Ten people were still missing and more than 28,000 were left homeless by the torrential rain that caused flash floods and mudslides, according to a report presented to Parliament on Tuesday by Social Assistance Minister Joao Baptista Kussumua, daily paper Jornal de Angola reported.
The causes of death were not reported.
The government said the storms destroyed more than 10,000 homes in 12 of the country's 18 provinces. The torrential rain also knocked out 38 bridges and washed away numerous rural roads, the paper reported.
The storms began in mid-January and abated only at the start of last week. The government's account said the peak was on Jan. 22, when 15 centimeters (6 inches) of rain fell on Luanda in 24 hours, according to Jornal de Angola. That was the highest amount in a single day in 30 years, the government said.
Officials could not immediately be reached for comment, the AP said.
Local health authorities said the rain has left large areas of Luanda, the overpopulated capital, under water, worsening a cholera epidemic that broke out a year ago.
Officials reported that more than 100 new cholera cases were being reported each day, up from about 10 new cases a day in early January. About 4 million people live in Luanda, many of them in slums.
The epidemic has killed more than 2,700 people nationwide over the past 12 months.
Cholera is transmitted through contaminated water and is linked to poor hygiene, overcrowding and inadequate sanitation.

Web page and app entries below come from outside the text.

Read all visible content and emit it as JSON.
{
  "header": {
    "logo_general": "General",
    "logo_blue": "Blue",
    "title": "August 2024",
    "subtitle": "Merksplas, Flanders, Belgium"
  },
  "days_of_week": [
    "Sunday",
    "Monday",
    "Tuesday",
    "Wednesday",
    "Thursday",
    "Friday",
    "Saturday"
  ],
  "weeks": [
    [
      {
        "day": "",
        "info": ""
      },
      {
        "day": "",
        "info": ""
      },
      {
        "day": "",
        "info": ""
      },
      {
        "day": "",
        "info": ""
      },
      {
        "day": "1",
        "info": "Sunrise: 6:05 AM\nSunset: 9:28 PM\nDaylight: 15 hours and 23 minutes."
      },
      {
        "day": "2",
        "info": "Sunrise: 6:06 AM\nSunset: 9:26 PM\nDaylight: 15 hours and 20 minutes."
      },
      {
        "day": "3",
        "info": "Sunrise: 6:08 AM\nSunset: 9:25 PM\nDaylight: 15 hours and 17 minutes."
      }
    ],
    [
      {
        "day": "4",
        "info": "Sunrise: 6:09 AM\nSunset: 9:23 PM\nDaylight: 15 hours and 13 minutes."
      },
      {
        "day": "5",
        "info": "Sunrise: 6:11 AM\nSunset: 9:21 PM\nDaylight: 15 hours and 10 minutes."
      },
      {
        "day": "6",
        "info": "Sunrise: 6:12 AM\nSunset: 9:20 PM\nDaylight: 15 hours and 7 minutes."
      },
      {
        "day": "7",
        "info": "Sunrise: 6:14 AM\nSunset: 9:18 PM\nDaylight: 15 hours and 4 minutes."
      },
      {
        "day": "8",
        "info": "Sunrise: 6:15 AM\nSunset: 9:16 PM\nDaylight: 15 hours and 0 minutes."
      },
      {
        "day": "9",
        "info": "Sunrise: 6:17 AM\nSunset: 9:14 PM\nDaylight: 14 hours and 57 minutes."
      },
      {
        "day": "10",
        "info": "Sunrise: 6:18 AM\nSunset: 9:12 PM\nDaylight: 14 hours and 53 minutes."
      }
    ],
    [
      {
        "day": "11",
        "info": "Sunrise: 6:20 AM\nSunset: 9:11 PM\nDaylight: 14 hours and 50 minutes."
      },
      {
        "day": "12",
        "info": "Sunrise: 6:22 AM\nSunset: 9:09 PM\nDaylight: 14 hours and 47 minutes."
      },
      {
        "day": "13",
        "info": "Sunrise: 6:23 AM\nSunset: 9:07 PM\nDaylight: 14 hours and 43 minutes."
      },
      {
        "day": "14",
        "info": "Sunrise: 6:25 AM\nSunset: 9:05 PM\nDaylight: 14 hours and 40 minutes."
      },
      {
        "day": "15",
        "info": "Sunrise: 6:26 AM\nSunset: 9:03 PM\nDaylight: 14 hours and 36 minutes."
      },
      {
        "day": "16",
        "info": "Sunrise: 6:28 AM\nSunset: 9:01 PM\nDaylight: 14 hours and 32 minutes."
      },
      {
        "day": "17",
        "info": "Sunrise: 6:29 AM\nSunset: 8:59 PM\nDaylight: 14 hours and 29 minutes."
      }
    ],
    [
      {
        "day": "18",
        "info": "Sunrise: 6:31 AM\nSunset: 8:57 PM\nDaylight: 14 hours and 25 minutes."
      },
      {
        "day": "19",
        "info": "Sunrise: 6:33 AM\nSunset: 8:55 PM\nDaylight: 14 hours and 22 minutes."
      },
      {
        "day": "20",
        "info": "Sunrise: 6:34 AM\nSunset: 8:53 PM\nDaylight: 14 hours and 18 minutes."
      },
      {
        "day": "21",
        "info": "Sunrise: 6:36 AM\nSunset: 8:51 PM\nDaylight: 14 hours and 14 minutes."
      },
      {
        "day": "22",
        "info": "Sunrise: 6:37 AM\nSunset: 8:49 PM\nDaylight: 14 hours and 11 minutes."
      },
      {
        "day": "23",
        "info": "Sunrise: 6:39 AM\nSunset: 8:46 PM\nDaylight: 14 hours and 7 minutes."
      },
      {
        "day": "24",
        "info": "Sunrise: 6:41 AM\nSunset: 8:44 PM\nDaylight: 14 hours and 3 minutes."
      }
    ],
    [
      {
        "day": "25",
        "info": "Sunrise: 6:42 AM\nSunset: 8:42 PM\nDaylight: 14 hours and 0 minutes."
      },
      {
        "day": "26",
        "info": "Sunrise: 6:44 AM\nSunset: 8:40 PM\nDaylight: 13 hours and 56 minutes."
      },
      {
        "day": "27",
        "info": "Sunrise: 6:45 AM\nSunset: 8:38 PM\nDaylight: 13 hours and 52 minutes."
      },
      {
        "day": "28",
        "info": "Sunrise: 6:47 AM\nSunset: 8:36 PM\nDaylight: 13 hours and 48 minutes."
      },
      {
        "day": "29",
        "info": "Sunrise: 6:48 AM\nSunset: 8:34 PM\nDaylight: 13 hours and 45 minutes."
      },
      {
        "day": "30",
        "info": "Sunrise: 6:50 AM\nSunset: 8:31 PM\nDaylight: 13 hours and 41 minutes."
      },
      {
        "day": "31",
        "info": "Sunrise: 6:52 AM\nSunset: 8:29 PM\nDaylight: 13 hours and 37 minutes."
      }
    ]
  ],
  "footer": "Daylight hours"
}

Since the likes of the traditional Inauguration Day in the national Capitol are likely never to be witnessed again, take this opportunity from one who has been there to relate some truth about the experience